◆ **Work to complete**:
Copy out each line below exactly as written.

◆ **Provided information**:

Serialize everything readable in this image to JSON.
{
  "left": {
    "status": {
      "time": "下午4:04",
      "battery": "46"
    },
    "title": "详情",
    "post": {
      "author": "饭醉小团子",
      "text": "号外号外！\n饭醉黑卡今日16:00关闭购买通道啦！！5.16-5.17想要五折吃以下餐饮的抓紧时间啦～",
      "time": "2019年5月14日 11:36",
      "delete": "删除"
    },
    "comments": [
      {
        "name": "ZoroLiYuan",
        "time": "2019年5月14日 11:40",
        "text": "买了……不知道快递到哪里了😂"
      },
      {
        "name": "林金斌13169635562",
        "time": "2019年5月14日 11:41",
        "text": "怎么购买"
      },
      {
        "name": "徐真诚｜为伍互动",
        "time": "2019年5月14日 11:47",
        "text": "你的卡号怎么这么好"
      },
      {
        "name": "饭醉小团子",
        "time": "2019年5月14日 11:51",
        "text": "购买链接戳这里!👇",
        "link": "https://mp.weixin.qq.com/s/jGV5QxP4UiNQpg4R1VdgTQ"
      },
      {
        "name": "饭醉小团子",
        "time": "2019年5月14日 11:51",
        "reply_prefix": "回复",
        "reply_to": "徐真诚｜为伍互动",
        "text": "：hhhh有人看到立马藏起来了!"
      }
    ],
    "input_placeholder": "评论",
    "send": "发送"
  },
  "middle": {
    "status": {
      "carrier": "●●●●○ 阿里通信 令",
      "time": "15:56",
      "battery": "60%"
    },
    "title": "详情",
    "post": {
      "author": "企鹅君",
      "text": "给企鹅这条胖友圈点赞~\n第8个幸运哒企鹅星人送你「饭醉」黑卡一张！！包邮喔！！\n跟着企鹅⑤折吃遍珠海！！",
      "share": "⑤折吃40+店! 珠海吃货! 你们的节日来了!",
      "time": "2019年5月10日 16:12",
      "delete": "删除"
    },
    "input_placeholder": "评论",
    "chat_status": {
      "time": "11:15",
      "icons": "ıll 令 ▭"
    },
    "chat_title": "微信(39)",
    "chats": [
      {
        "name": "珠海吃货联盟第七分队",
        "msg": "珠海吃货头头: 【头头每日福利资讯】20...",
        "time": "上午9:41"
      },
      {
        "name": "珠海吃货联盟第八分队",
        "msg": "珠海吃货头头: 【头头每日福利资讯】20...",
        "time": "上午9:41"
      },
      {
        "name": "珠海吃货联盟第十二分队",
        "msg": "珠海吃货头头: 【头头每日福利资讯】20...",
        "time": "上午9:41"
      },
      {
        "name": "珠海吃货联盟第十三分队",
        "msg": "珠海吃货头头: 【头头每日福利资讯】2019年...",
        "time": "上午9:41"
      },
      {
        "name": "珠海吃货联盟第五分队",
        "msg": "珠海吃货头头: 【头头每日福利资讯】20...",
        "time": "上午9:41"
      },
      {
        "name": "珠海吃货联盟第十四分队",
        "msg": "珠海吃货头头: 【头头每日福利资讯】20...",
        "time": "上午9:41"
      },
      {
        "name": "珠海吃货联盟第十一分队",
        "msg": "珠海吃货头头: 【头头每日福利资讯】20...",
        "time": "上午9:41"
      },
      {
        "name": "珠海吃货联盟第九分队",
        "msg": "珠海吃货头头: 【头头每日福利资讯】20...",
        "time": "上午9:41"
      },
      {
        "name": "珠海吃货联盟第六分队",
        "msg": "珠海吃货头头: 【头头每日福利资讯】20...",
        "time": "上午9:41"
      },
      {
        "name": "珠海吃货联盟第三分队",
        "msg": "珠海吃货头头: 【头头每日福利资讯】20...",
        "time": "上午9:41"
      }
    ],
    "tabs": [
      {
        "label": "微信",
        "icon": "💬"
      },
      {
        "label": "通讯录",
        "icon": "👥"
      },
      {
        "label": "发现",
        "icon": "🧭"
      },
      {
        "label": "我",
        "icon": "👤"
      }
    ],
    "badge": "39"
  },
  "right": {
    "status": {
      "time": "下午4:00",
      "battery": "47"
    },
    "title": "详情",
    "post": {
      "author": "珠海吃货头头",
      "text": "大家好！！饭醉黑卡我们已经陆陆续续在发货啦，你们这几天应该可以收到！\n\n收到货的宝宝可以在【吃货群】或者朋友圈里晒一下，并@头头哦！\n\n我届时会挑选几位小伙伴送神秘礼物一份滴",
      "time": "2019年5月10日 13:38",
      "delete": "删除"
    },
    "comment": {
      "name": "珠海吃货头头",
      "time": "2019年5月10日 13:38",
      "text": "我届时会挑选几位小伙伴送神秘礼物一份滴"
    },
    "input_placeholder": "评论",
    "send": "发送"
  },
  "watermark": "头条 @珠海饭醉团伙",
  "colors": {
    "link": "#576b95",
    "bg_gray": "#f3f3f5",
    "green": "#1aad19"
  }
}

◆ **Answer space**:
Serialize everything readable in this image to JSON.
{
  "left": {
    "status": {
      "time": "下午4:04",
      "battery": "46"
    },
    "title": "详情",
    "post": {
      "author": "饭醉小团子",
      "text": "号外号外！\n饭醉黑卡今日16:00关闭购买通道啦！！5.16-5.17想要五折吃以下餐饮的抓紧时间啦～",
      "time": "2019年5月14日 11:36",
      "delete": "删除"
    },
    "comments": [
      {
        "name": "ZoroLiYuan",
        "time": "2019年5月14日 11:40",
        "text": "买了……不知道快递到哪里了😂"
      },
      {
        "name": "林金斌13169635562",
        "time": "2019年5月14日 11:41",
        "text": "怎么购买"
      },
      {
        "name": "徐真诚｜为伍互动",
        "time": "2019年5月14日 11:47",
        "text": "你的卡号怎么这么好"
      },
      {
        "name": "饭醉小团子",
        "time": "2019年5月14日 11:51",
        "text": "购买链接戳这里!👇",
        "link": "https://mp.weixin.qq.com/s/jGV5QxP4UiNQpg4R1VdgTQ"
      },
      {
        "name": "饭醉小团子",
        "time": "2019年5月14日 11:51",
        "reply_prefix": "回复",
        "reply_to": "徐真诚｜为伍互动",
        "text": "：hhhh有人看到立马藏起来了!"
      }
    ],
    "input_placeholder": "评论",
    "send": "发送"
  },
  "middle": {
    "status": {
      "carrier": "●●●●○ 阿里通信 令",
      "time": "15:56",
      "battery": "60%"
    },
    "title": "详情",
    "post": {
      "author": "企鹅君",
      "text": "给企鹅这条胖友圈点赞~\n第8个幸运哒企鹅星人送你「饭醉」黑卡一张！！包邮喔！！\n跟着企鹅⑤折吃遍珠海！！",
      "share": "⑤折吃40+店! 珠海吃货! 你们的节日来了!",
      "time": "2019年5月10日 16:12",
      "delete": "删除"
    },
    "input_placeholder": "评论",
    "chat_status": {
      "time": "11:15",
      "icons": "ıll 令 ▭"
    },
    "chat_title": "微信(39)",
    "chats": [
      {
        "name": "珠海吃货联盟第七分队",
        "msg": "珠海吃货头头: 【头头每日福利资讯】20...",
        "time": "上午9:41"
      },
      {
        "name": "珠海吃货联盟第八分队",
        "msg": "珠海吃货头头: 【头头每日福利资讯】20...",
        "time": "上午9:41"
      },
      {
        "name": "珠海吃货联盟第十二分队",
        "msg": "珠海吃货头头: 【头头每日福利资讯】20...",
        "time": "上午9:41"
      },
      {
        "name": "珠海吃货联盟第十三分队",
        "msg": "珠海吃货头头: 【头头每日福利资讯】2019年...",
        "time": "上午9:41"
      },
      {
        "name": "珠海吃货联盟第五分队",
        "msg": "珠海吃货头头: 【头头每日福利资讯】20...",
        "time": "上午9:41"
      },
      {
        "name": "珠海吃货联盟第十四分队",
        "msg": "珠海吃货头头: 【头头每日福利资讯】20...",
        "time": "上午9:41"
      },
      {
        "name": "珠海吃货联盟第十一分队",
        "msg": "珠海吃货头头: 【头头每日福利资讯】20...",
        "time": "上午9:41"
      },
      {
        "name": "珠海吃货联盟第九分队",
        "msg": "珠海吃货头头: 【头头每日福利资讯】20...",
        "time": "上午9:41"
      },
      {
        "name": "珠海吃货联盟第六分队",
        "msg": "珠海吃货头头: 【头头每日福利资讯】20...",
        "time": "上午9:41"
      },
      {
        "name": "珠海吃货联盟第三分队",
        "msg": "珠海吃货头头: 【头头每日福利资讯】20...",
        "time": "上午9:41"
      }
    ],
    "tabs": [
      {
        "label": "微信",
        "icon": "💬"
      },
      {
        "label": "通讯录",
        "icon": "👥"
      },
      {
        "label": "发现",
        "icon": "🧭"
      },
      {
        "label": "我",
        "icon": "👤"
      }
    ],
    "badge": "39"
  },
  "right": {
    "status": {
      "time": "下午4:00",
      "battery": "47"
    },
    "title": "详情",
    "post": {
      "author": "珠海吃货头头",
      "text": "大家好！！饭醉黑卡我们已经陆陆续续在发货啦，你们这几天应该可以收到！\n\n收到货的宝宝可以在【吃货群】或者朋友圈里晒一下，并@头头哦！\n\n我届时会挑选几位小伙伴送神秘礼物一份滴",
      "time": "2019年5月10日 13:38",
      "delete": "删除"
    },
    "comment": {
      "name": "珠海吃货头头",
      "time": "2019年5月10日 13:38",
      "text": "我届时会挑选几位小伙伴送神秘礼物一份滴"
    },
    "input_placeholder": "评论",
    "send": "发送"
  },
  "watermark": "头条 @珠海饭醉团伙",
  "colors": {
    "link": "#576b95",
    "bg_gray": "#f3f3f5",
    "green": "#1aad19"
  }
}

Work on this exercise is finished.